Action item:
All of the data below is to be copied again without changes.

Data:
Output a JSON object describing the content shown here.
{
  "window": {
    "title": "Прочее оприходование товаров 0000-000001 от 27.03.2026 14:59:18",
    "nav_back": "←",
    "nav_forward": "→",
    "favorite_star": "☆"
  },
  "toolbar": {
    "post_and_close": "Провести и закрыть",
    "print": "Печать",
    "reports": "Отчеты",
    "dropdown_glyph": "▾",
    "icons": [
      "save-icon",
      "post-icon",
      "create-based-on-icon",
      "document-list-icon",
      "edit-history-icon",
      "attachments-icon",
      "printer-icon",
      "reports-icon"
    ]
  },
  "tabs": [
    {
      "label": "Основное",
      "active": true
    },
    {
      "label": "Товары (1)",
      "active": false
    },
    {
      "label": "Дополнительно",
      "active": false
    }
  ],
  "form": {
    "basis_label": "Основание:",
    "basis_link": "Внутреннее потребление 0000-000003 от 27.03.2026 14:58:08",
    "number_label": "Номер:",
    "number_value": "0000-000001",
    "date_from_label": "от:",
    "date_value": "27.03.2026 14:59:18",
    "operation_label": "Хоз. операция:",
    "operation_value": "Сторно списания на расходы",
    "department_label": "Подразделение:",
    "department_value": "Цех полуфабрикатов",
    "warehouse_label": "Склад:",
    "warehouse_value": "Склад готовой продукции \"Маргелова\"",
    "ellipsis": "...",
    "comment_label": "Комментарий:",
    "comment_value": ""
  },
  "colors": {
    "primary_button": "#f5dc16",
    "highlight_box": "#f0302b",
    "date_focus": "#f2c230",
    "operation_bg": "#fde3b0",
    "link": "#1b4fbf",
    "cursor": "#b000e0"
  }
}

Solution for this problem:
Output a JSON object describing the content shown here.
{
  "window": {
    "title": "Прочее оприходование товаров 0000-000001 от 27.03.2026 14:59:18",
    "nav_back": "←",
    "nav_forward": "→",
    "favorite_star": "☆"
  },
  "toolbar": {
    "post_and_close": "Провести и закрыть",
    "print": "Печать",
    "reports": "Отчеты",
    "dropdown_glyph": "▾",
    "icons": [
      "save-icon",
      "post-icon",
      "create-based-on-icon",
      "document-list-icon",
      "edit-history-icon",
      "attachments-icon",
      "printer-icon",
      "reports-icon"
    ]
  },
  "tabs": [
    {
      "label": "Основное",
      "active": true
    },
    {
      "label": "Товары (1)",
      "active": false
    },
    {
      "label": "Дополнительно",
      "active": false
    }
  ],
  "form": {
    "basis_label": "Основание:",
    "basis_link": "Внутреннее потребление 0000-000003 от 27.03.2026 14:58:08",
    "number_label": "Номер:",
    "number_value": "0000-000001",
    "date_from_label": "от:",
    "date_value": "27.03.2026 14:59:18",
    "operation_label": "Хоз. операция:",
    "operation_value": "Сторно списания на расходы",
    "department_label": "Подразделение:",
    "department_value": "Цех полуфабрикатов",
    "warehouse_label": "Склад:",
    "warehouse_value": "Склад готовой продукции \"Маргелова\"",
    "ellipsis": "...",
    "comment_label": "Комментарий:",
    "comment_value": ""
  },
  "colors": {
    "primary_button": "#f5dc16",
    "highlight_box": "#f0302b",
    "date_focus": "#f2c230",
    "operation_bg": "#fde3b0",
    "link": "#1b4fbf",
    "cursor": "#b000e0"
  }
}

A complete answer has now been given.